Wall Street may be losing its competitive edge to foreign markets because of increased government regulation, according to some business groups and legal experts.
“There is a tremendous expansion of our global capital markets,” Arlene Mirsky, a partner at law firm Sills Cummis told CNBC. “To the extent that investors perceive a regulatory advantage in investing in London and a disadvantage in the United States, they are going to put their money elsewhere.”
U.S. Treasury Secretary Henry Paulson will host a conference in Washington Tuesday looking at how regulation is affecting U.S. capital markets' competitiveness. The the day-long forum will include some of the biggest names in business, including Warren Buffett, former Federal Reserve Chairman Alan Greenspan, NYSE CEO John Thain and General Electric chairman Jeffrey Immelt (GE owns CNBC).
The U.S. Chamber of Commerce has been particularly active in campaigning against what it views as excessive financial regulation that has hurt U.S. markets' competitiveness. It is issuing a report this week urging "quick and decisive adjustments...to ensure that U.S. investor and business interests are best served in the global marketplace."
Some of the Proposals
Among the changes proposed by the Chamber: allowing the Securities and Exchange Commission to grant exemptions to companies from the Sarbanes-Oxley law, enacted in 2002 in response to the wave of corporate scandals. The chamber also is calling for an end to quarterly earnings guidance by companies.
“It’s a fool’s game,” David Chavern, COO and general council for the U.S. Chamber of Commerce, said in an interview on CNBC. “It keeps U.S. business executives off focus on what’s really important like strategy and market and those key issues, and not whether you hit your one-cent or two-cent mark over a three-month period.”

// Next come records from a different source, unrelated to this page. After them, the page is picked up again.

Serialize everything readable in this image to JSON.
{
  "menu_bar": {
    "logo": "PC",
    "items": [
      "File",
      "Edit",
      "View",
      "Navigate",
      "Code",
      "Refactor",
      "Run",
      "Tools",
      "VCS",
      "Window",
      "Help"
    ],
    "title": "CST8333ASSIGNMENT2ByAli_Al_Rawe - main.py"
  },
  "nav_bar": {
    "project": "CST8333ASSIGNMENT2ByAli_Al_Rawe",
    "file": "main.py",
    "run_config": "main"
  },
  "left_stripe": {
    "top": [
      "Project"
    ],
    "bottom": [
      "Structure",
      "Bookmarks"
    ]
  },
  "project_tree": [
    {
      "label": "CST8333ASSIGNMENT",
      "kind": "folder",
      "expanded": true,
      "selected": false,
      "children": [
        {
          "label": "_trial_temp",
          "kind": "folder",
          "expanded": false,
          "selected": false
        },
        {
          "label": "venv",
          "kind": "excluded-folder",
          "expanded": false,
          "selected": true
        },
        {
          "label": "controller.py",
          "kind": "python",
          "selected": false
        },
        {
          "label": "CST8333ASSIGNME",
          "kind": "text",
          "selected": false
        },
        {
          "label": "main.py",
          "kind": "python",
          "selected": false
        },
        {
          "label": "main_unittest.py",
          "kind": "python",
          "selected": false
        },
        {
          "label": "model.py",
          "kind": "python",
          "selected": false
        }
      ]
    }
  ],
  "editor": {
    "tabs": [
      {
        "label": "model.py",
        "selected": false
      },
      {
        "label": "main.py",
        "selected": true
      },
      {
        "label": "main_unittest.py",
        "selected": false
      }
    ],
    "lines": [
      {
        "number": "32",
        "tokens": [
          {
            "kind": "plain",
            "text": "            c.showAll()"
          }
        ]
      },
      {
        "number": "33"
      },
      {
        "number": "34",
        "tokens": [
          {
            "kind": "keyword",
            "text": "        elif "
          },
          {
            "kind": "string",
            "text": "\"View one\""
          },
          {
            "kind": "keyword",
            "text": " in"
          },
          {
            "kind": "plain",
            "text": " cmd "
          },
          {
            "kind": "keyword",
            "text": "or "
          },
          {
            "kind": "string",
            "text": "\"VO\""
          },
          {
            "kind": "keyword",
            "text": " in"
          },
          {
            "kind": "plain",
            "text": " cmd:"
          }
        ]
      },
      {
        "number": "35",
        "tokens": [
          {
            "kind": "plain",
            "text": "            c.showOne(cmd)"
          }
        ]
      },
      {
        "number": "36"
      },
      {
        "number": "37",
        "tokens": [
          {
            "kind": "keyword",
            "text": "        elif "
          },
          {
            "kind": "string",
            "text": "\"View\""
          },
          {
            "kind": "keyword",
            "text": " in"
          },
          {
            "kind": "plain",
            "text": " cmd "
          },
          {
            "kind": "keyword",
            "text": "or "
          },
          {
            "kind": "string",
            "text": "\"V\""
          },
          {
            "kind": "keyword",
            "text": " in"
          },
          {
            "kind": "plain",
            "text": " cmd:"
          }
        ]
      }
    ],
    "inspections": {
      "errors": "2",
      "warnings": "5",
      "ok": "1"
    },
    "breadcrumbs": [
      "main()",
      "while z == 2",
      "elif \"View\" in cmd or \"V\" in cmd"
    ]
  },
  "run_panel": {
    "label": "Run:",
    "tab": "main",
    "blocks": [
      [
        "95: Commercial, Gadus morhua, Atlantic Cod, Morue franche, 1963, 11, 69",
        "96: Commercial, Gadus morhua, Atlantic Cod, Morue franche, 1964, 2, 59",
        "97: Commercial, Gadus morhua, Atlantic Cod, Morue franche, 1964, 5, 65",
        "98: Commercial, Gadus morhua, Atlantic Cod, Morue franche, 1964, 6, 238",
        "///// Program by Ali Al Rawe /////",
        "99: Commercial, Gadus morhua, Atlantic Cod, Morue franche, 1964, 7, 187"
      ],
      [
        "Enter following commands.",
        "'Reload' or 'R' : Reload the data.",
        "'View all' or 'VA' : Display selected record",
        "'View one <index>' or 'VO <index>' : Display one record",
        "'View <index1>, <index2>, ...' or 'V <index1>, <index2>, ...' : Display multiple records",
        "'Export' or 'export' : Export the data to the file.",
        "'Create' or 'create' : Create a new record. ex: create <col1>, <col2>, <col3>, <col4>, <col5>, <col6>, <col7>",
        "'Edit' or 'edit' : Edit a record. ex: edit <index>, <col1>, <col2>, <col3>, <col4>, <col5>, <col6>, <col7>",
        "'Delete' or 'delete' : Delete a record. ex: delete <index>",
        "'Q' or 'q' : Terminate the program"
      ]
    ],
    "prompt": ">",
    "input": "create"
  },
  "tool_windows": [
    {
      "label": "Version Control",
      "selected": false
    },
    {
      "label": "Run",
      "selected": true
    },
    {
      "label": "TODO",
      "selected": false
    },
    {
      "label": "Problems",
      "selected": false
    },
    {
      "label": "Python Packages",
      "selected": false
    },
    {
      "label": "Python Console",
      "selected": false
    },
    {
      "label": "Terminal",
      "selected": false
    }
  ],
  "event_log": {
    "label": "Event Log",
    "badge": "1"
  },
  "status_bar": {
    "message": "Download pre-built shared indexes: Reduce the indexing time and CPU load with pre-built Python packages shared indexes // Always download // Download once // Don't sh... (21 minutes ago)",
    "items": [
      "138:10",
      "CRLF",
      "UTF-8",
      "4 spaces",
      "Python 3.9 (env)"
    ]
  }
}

The Sarbanes-Oxley law in particular has come under attack by business groups, which claim it is overly restrictive and too expensive to implement.
“We have lost a number of IPOs, and there’s been an amazing migration of IPOs to Europe and to Asia," said Mirsky of Sill Cummis. "Additionally, we see here in the United States many companies have decided to go private rather than to face the regulatory burdens that Sarbanes-Oxley has imposed.”
But not everyone thinks Sarbanes-Oxley is such a bad thing. Regulations are meant to protect investors and hold companies to the highest standards, says Mary Ann Jorgenson, a partner at law firm Squire, Sanders & Dempsey.
“Yes, Sarb-Ox has made it too expensive for companies that are just public and in the lower-edge of the middle market and we’re working hard to normalize it if you will,” she said on CNBC. “I don’t think that is the main reason the markets are having competitive issues, however.”
Here are some of the key recommendations by the Chamber of Commerce:
-- Congress should enact legislation to expressly give the Securities and Exchange Commission the authority to issue rules and exemptions for various categories of public companies under the Sarbanes-Oxley law, enacted in 2002 in response to the wave of corporate scandals. In addition, the SEC should be restructured and its examiners should be required to keep confidential their communications with financial institutions.
-- Public companies should stop issuing earnings guidance or, as an alternative, move away from giving quarterly earnings guidance with an earnings-per-share number toward annual guidance with a range of projected per-share numbers.
-- Policymakers should seriously consider proposals to reduce the liability of accounting firms in litigation over public company audits, and the idea of allowing the largest firms to raise capital from outside investors in addition to their own partners.
-- Retirement savings plans should be multiplied by connecting all businesses with 21 or more employees which lack a plan to a financial institution that will provide one.